The Harvard article links to a Yale Press article entitled “Stall Points – Most Companies Stop Growing–Yours Doesn’t Have To” that says: Very few large companies manage to avoid stalls in revenue growth. These stalls are not attributable to the natural business cycle. Rather, careful analysis reveals that the vast majority of such stalls are the direct result of strategic choices made by corporate leaders. In short, stoppages in growth are almost always avoidable. This extensively researched book analyzes the growth experiences of more than six hundred Fortune 100 companies over the past fifty years to identify why growth stalls and to discover how to rectify a stall in progress or, even better, avoid one.
This article points out: Top Four Reasons a Firm May Stall:
• Premium position captivity
• Innovation management breakdown
• Premature core abandonment
• Talent shortfall
This article also leads to the Stall Point Initiative that drives a global network of more than 14,000 executives from 80% of the Fortune 500 and more than 4,700 leading corporations and not-for-profit organizations. Our membership programs encompass all major functional areas of the large corporate and middle-market sectors. This site offers a “Red Flag Diagnostic” aimed at helping CEOs spot danger signals in the evolution of their business. I took the test and let me hasten to add not because it is meant for our tiny business.
The questionnaire leading to the diagnostic starts by asking the size of the company and the numbers are large. The smallest companies are sales of $500 million or more… way… way above my pay grade.
However… guess what. Big businesses are ruled by the same laws of nature as we little folk so we can transform… ie. step down… so the questions do apply to all of us.
Here is an example of three of the 50 questions in the diagnostic and what they mean to us.
Big Corp Question #1: Our earnings growth rate has outstripped our revenue growth rate for five or more years.
Stepped Down Question #1 for We Little Folks: We are penny pinching so we have more and more money in the bank… but we are not reinvesting in ourselves.
Big Corp Question #2: Our core business reinvestment rate (R&D + CAPX + advertising divided by revenue) falls below its historic range.
Stepped Down Question #2 For We Little Folks: We are not even trying to improve the existing things we already are doing.
Big Corp Question #3: Our dividend payout ratio exceeds 30 percent.
Stepped Down Question #3 For We Little Folks: We are spending too much and investing too little.

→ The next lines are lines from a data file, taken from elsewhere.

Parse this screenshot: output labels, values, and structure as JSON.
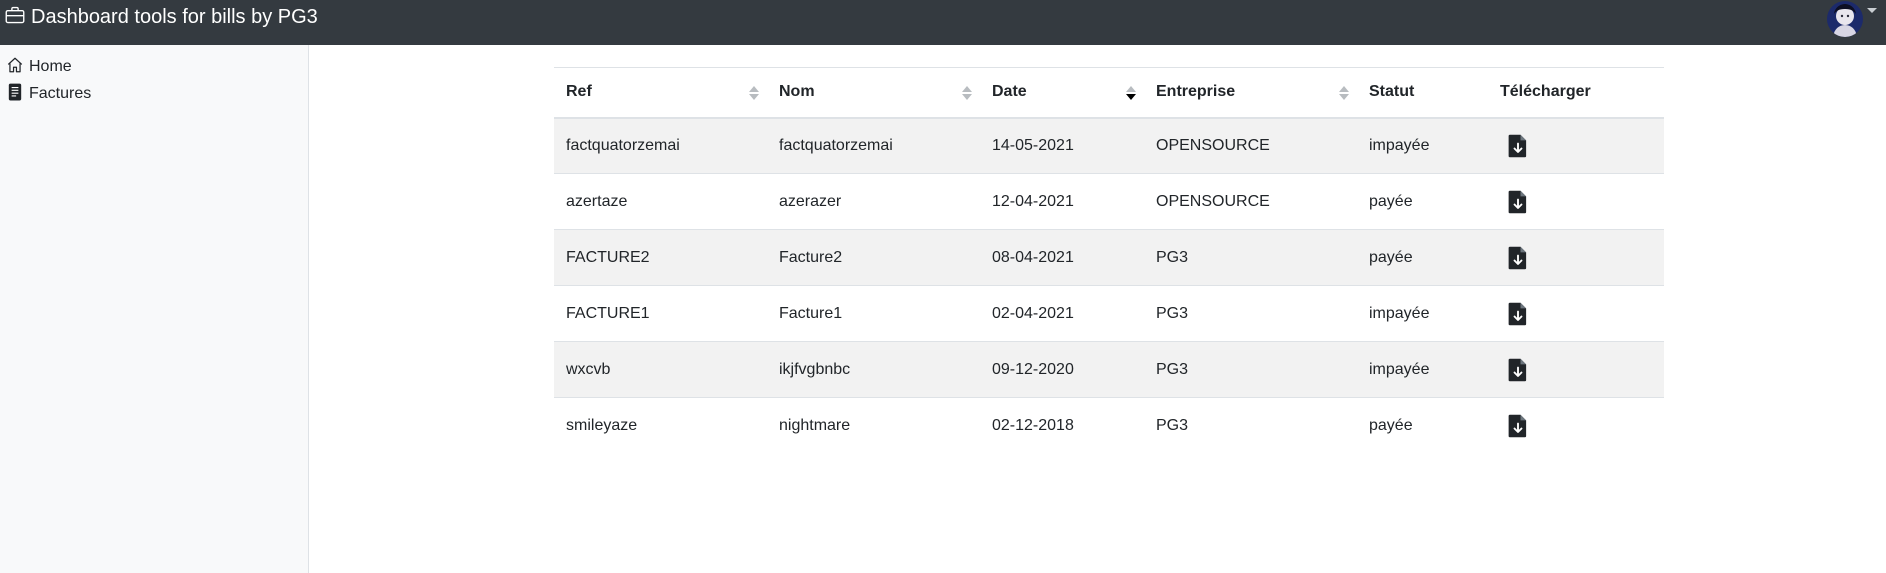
{
  "app": {
    "title": "Dashboard tools for bills by PG3"
  },
  "header": {
    "brand_icon": "briefcase-icon",
    "avatar_icon": "user-avatar",
    "caret_icon": "caret-down-icon"
  },
  "sidebar": {
    "items": [
      {
        "label": "Home",
        "icon": "house-icon"
      },
      {
        "label": "Factures",
        "icon": "file-text-icon"
      }
    ]
  },
  "table": {
    "columns": [
      {
        "label": "Ref",
        "sortable": true,
        "sorted": false
      },
      {
        "label": "Nom",
        "sortable": true,
        "sorted": false
      },
      {
        "label": "Date",
        "sortable": true,
        "sorted": "desc"
      },
      {
        "label": "Entreprise",
        "sortable": true,
        "sorted": false
      },
      {
        "label": "Statut",
        "sortable": false
      },
      {
        "label": "Télécharger",
        "sortable": false
      }
    ],
    "download_icon": "file-download-icon",
    "rows": [
      {
        "ref": "factquatorzemai",
        "nom": "factquatorzemai",
        "date": "14-05-2021",
        "entreprise": "OPENSOURCE",
        "statut": "impayée"
      },
      {
        "ref": "azertaze",
        "nom": "azerazer",
        "date": "12-04-2021",
        "entreprise": "OPENSOURCE",
        "statut": "payée"
      },
      {
        "ref": "FACTURE2",
        "nom": "Facture2",
        "date": "08-04-2021",
        "entreprise": "PG3",
        "statut": "payée"
      },
      {
        "ref": "FACTURE1",
        "nom": "Facture1",
        "date": "02-04-2021",
        "entreprise": "PG3",
        "statut": "impayée"
      },
      {
        "ref": "wxcvb",
        "nom": "ikjfvgbnbc",
        "date": "09-12-2020",
        "entreprise": "PG3",
        "statut": "impayée"
      },
      {
        "ref": "smileyaze",
        "nom": "nightmare",
        "date": "02-12-2018",
        "entreprise": "PG3",
        "statut": "payée"
      }
    ]
  },
  "colors": {
    "navbar": "#343a40",
    "sidebar": "#f8f9fa",
    "stripe": "#f2f2f2",
    "text": "#212529"
  }
}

We all need to evolve and adapt. How is the question. Take a look at the Stall Point Initiative’s Big Business Red Flag Diagnostic and step the questions down to fit your own business and life. That transformation could transform your life!
Technology is changing business at a rapidly increasing pace.
This is why our courses on how to earn globally never end and include regular updates that look at what we are doing in business ourselves.
Bloomberg’s Must-See YouTube
Harvard Business Review Reinvent Your Business Before It is Too Late